START DATA EXCERPTS

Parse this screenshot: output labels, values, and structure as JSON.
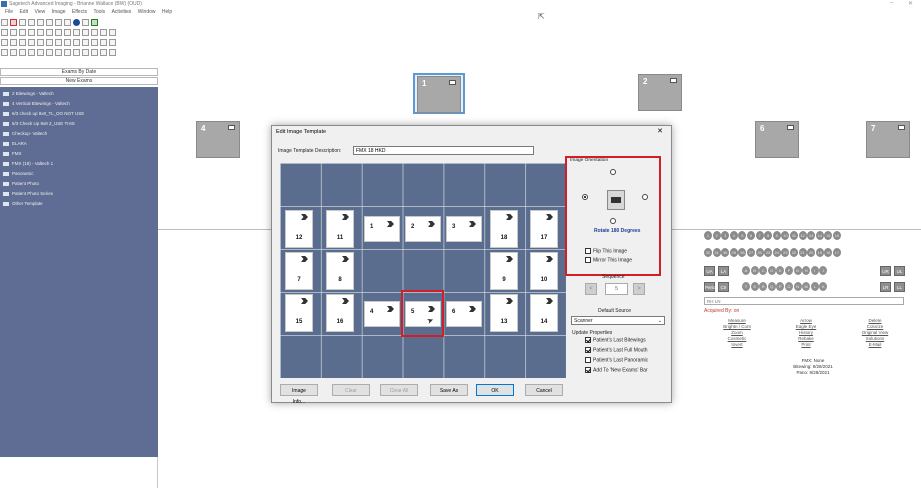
{
  "window": {
    "title": "Sagetech Advanced Imaging - Brianne Wallace (BW) (OUD)",
    "minimize": "–",
    "close": "✕"
  },
  "menu": [
    "File",
    "Edit",
    "View",
    "Image",
    "Effects",
    "Tools",
    "Activities",
    "Window",
    "Help"
  ],
  "left_panel": {
    "header1": "Exams By Date",
    "header2": "New Exams",
    "items": [
      "2 Bitewings - Valtech",
      "4 Vertical Bitewings - Valtech",
      "6/3 check up 9x8_TL_DO NOT USE",
      "6/3 Check Up 9x8 2_USE THIS",
      "Checkup- Valtech",
      "ELARA",
      "FMX",
      "FMX (18) - Valtech 1",
      "Panoramic",
      "Patient Photo",
      "Patient Photo Series",
      "Other Template"
    ]
  },
  "thumbnails": [
    {
      "num": "1",
      "selected": true
    },
    {
      "num": "2",
      "selected": false
    },
    {
      "num": "4",
      "selected": false
    },
    {
      "num": "6",
      "selected": false
    },
    {
      "num": "7",
      "selected": false
    }
  ],
  "dialog": {
    "title": "Edit Image Template",
    "close": "✕",
    "desc_label": "Image Template Description:",
    "desc_value": "FMX 18 HKD",
    "grid_cells": [
      "12",
      "11",
      "1",
      "2",
      "3",
      "18",
      "17",
      "7",
      "8",
      "9",
      "10",
      "15",
      "16",
      "4",
      "5",
      "6",
      "13",
      "14"
    ],
    "orientation": {
      "label": "Image Orientation",
      "rotate_label": "Rotate 180 Degrees",
      "flip": "Flip This Image",
      "mirror": "Mirror This Image"
    },
    "sequence": {
      "label": "Sequence",
      "value": "5",
      "prev": "<",
      "next": ">"
    },
    "default_source": {
      "label": "Default Source",
      "value": "Scanner",
      "arrow": "⌄"
    },
    "update_properties": {
      "label": "Update Properties",
      "items": [
        {
          "label": "Patient's Last Bitewings",
          "checked": true
        },
        {
          "label": "Patient's Last Full Mouth",
          "checked": true
        },
        {
          "label": "Patient's Last Panoramic",
          "checked": false
        },
        {
          "label": "Add To 'New Exams' Bar",
          "checked": true
        }
      ]
    },
    "buttons": {
      "image_info": "Image Info...",
      "clear": "Clear",
      "clear_all": "Clear All",
      "save_as": "Save As",
      "ok": "OK",
      "cancel": "Cancel"
    }
  },
  "right_panel": {
    "teeth_top": [
      "1",
      "2",
      "3",
      "4",
      "5",
      "6",
      "7",
      "8",
      "9",
      "10",
      "11",
      "12",
      "13",
      "14",
      "15",
      "16"
    ],
    "teeth_bottom": [
      "32",
      "31",
      "30",
      "29",
      "28",
      "27",
      "26",
      "25",
      "24",
      "23",
      "22",
      "21",
      "20",
      "19",
      "18",
      "17"
    ],
    "letters_top": [
      "A",
      "B",
      "C",
      "D",
      "E",
      "F",
      "G",
      "H",
      "I",
      "J"
    ],
    "letters_bottom": [
      "T",
      "S",
      "R",
      "Q",
      "P",
      "O",
      "N",
      "M",
      "L",
      "K"
    ],
    "left_buttons": [
      "UA",
      "LA",
      "Perio",
      "Ctr"
    ],
    "right_buttons": [
      "UR",
      "UL",
      "LR",
      "LL"
    ],
    "rh_field": "RH LN",
    "acquired": "Acquired By: on",
    "links_col1": [
      "Measure",
      "Brightn / Cont",
      "Zoom",
      "Cosmetic",
      "Invert"
    ],
    "links_col2": [
      "Arrow",
      "Eagle Eye",
      "History",
      "Rebake",
      "Print"
    ],
    "links_col3": [
      "Delete",
      "Colorize",
      "Original View",
      "Solutions",
      "E-Mail"
    ],
    "fmx_info": [
      "FMX: None",
      "Bitewing: 9/28/2021",
      "Pano: 9/28/2021"
    ]
  }
}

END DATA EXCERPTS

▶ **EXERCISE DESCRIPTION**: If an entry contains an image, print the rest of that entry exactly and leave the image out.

▶ **RESULT OF THIS EXERCISE**:
Parse this screenshot: output labels, values, and structure as JSON.
{
  "window": {
    "title": "Sagetech Advanced Imaging - Brianne Wallace (BW) (OUD)",
    "minimize": "–",
    "close": "✕"
  },
  "menu": [
    "File",
    "Edit",
    "View",
    "Image",
    "Effects",
    "Tools",
    "Activities",
    "Window",
    "Help"
  ],
  "left_panel": {
    "header1": "Exams By Date",
    "header2": "New Exams",
    "items": [
      "2 Bitewings - Valtech",
      "4 Vertical Bitewings - Valtech",
      "6/3 check up 9x8_TL_DO NOT USE",
      "6/3 Check Up 9x8 2_USE THIS",
      "Checkup- Valtech",
      "ELARA",
      "FMX",
      "FMX (18) - Valtech 1",
      "Panoramic",
      "Patient Photo",
      "Patient Photo Series",
      "Other Template"
    ]
  },
  "thumbnails": [
    {
      "num": "1",
      "selected": true
    },
    {
      "num": "2",
      "selected": false
    },
    {
      "num": "4",
      "selected": false
    },
    {
      "num": "6",
      "selected": false
    },
    {
      "num": "7",
      "selected": false
    }
  ],
  "dialog": {
    "title": "Edit Image Template",
    "close": "✕",
    "desc_label": "Image Template Description:",
    "desc_value": "FMX 18 HKD",
    "grid_cells": [
      "12",
      "11",
      "1",
      "2",
      "3",
      "18",
      "17",
      "7",
      "8",
      "9",
      "10",
      "15",
      "16",
      "4",
      "5",
      "6",
      "13",
      "14"
    ],
    "orientation": {
      "label": "Image Orientation",
      "rotate_label": "Rotate 180 Degrees",
      "flip": "Flip This Image",
      "mirror": "Mirror This Image"
    },
    "sequence": {
      "label": "Sequence",
      "value": "5",
      "prev": "<",
      "next": ">"
    },
    "default_source": {
      "label": "Default Source",
      "value": "Scanner",
      "arrow": "⌄"
    },
    "update_properties": {
      "label": "Update Properties",
      "items": [
        {
          "label": "Patient's Last Bitewings",
          "checked": true
        },
        {
          "label": "Patient's Last Full Mouth",
          "checked": true
        },
        {
          "label": "Patient's Last Panoramic",
          "checked": false
        },
        {
          "label": "Add To 'New Exams' Bar",
          "checked": true
        }
      ]
    },
    "buttons": {
      "image_info": "Image Info...",
      "clear": "Clear",
      "clear_all": "Clear All",
      "save_as": "Save As",
      "ok": "OK",
      "cancel": "Cancel"
    }
  },
  "right_panel": {
    "teeth_top": [
      "1",
      "2",
      "3",
      "4",
      "5",
      "6",
      "7",
      "8",
      "9",
      "10",
      "11",
      "12",
      "13",
      "14",
      "15",
      "16"
    ],
    "teeth_bottom": [
      "32",
      "31",
      "30",
      "29",
      "28",
      "27",
      "26",
      "25",
      "24",
      "23",
      "22",
      "21",
      "20",
      "19",
      "18",
      "17"
    ],
    "letters_top": [
      "A",
      "B",
      "C",
      "D",
      "E",
      "F",
      "G",
      "H",
      "I",
      "J"
    ],
    "letters_bottom": [
      "T",
      "S",
      "R",
      "Q",
      "P",
      "O",
      "N",
      "M",
      "L",
      "K"
    ],
    "left_buttons": [
      "UA",
      "LA",
      "Perio",
      "Ctr"
    ],
    "right_buttons": [
      "UR",
      "UL",
      "LR",
      "LL"
    ],
    "rh_field": "RH LN",
    "acquired": "Acquired By: on",
    "links_col1": [
      "Measure",
      "Brightn / Cont",
      "Zoom",
      "Cosmetic",
      "Invert"
    ],
    "links_col2": [
      "Arrow",
      "Eagle Eye",
      "History",
      "Rebake",
      "Print"
    ],
    "links_col3": [
      "Delete",
      "Colorize",
      "Original View",
      "Solutions",
      "E-Mail"
    ],
    "fmx_info": [
      "FMX: None",
      "Bitewing: 9/28/2021",
      "Pano: 9/28/2021"
    ]
  }
}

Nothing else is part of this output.